Identify every line in the records below that contains the word "heading", and reproduce each one.

· · · · · · ·

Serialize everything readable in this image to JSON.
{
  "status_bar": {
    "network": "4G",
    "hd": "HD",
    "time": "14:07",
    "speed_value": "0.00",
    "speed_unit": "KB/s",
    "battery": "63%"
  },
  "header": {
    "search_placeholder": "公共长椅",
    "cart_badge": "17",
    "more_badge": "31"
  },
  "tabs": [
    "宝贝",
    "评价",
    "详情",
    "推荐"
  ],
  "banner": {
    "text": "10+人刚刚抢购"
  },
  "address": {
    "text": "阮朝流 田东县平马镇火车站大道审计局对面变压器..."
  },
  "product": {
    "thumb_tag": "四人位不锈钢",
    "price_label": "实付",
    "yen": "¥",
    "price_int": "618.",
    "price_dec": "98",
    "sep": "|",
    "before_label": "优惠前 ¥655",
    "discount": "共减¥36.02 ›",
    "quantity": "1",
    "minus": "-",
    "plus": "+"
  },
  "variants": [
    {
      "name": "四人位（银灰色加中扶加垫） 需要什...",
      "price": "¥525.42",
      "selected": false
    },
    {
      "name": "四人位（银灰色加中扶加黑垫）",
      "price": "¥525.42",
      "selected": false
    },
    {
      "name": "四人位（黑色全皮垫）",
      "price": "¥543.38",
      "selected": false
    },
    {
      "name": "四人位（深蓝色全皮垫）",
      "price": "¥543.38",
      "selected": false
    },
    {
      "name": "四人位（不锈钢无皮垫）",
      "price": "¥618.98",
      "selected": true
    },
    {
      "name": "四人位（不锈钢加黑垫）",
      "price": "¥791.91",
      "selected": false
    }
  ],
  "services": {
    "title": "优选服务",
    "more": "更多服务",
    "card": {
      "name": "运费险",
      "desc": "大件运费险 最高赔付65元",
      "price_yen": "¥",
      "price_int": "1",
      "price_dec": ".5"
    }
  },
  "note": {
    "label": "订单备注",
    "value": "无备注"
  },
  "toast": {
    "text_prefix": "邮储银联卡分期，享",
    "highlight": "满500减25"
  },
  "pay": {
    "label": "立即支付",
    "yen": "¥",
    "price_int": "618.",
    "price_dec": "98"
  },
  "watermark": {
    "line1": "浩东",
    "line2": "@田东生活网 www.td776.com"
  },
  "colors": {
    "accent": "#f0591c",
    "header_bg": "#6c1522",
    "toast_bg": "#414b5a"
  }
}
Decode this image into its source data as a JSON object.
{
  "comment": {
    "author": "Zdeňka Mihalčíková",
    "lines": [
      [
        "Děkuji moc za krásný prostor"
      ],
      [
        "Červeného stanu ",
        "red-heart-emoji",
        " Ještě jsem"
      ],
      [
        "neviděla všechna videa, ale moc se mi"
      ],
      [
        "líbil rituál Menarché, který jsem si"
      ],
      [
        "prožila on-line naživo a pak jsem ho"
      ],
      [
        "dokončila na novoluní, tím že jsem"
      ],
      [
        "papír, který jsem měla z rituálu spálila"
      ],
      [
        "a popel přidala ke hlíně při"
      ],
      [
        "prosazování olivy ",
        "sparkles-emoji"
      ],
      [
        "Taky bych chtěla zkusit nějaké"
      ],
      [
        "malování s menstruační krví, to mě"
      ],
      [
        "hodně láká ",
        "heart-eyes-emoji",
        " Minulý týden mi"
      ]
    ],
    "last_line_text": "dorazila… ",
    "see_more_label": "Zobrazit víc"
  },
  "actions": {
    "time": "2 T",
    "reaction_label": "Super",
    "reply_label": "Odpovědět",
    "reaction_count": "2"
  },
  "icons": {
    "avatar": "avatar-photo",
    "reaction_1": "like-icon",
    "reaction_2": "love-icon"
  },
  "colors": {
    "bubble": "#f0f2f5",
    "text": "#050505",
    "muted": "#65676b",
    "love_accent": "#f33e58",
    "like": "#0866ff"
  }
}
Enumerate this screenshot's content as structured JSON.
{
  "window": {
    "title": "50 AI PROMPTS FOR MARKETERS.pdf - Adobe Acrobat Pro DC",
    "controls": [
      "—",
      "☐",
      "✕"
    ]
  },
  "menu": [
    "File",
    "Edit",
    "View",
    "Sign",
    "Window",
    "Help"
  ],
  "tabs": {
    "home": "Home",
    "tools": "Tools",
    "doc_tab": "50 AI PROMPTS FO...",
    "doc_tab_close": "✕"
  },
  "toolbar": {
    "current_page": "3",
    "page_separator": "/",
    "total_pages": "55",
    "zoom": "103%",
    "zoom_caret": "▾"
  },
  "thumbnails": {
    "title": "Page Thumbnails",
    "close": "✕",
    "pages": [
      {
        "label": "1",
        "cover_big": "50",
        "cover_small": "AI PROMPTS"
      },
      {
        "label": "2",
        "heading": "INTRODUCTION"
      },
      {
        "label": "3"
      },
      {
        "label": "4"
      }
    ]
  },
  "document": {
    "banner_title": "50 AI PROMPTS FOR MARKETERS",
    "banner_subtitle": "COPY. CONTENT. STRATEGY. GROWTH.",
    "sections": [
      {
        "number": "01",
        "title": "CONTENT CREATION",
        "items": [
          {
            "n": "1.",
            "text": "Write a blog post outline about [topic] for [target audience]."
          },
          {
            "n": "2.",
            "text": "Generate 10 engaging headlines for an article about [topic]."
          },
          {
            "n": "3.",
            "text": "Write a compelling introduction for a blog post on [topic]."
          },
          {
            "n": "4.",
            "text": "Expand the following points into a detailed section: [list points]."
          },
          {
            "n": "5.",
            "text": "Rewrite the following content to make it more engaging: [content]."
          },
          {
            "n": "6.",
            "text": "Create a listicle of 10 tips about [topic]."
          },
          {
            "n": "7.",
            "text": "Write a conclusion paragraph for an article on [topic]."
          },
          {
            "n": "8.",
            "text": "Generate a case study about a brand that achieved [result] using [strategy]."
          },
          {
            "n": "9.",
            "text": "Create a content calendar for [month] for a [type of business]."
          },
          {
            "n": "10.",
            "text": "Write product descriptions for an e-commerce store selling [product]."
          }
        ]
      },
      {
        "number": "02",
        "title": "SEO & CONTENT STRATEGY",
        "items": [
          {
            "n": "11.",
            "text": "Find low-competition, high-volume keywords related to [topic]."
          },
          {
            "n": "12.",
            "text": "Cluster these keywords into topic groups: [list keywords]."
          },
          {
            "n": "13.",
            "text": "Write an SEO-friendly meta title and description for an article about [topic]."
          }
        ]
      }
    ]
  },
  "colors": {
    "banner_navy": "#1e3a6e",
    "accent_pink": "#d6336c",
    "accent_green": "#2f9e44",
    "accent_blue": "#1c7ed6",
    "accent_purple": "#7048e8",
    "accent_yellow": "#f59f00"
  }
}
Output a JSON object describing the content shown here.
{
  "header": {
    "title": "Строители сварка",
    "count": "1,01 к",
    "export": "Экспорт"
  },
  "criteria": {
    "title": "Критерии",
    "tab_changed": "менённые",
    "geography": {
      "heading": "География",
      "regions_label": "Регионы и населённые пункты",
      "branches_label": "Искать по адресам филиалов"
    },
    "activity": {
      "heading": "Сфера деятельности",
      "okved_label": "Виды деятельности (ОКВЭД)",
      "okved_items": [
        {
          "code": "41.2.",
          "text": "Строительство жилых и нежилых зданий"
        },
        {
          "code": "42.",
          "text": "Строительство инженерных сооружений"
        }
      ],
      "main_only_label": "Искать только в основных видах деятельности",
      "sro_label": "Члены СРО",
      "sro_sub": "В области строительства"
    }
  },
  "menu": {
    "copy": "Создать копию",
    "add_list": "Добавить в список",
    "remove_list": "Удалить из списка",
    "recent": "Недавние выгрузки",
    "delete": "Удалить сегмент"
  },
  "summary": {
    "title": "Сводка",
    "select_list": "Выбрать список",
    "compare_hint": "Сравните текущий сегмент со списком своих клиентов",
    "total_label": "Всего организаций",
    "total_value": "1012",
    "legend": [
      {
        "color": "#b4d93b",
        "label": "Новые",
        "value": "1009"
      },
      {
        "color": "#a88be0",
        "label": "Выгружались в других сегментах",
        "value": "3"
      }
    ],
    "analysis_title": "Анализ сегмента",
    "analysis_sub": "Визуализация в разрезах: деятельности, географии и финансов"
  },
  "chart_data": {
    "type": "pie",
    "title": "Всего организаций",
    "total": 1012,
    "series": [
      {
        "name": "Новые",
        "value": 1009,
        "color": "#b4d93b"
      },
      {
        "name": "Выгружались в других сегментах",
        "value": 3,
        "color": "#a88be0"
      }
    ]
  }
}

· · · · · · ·

Reply to the task
        "heading": "INTRODUCTION"
      "heading": "География",
      "heading": "Сфера деятельности",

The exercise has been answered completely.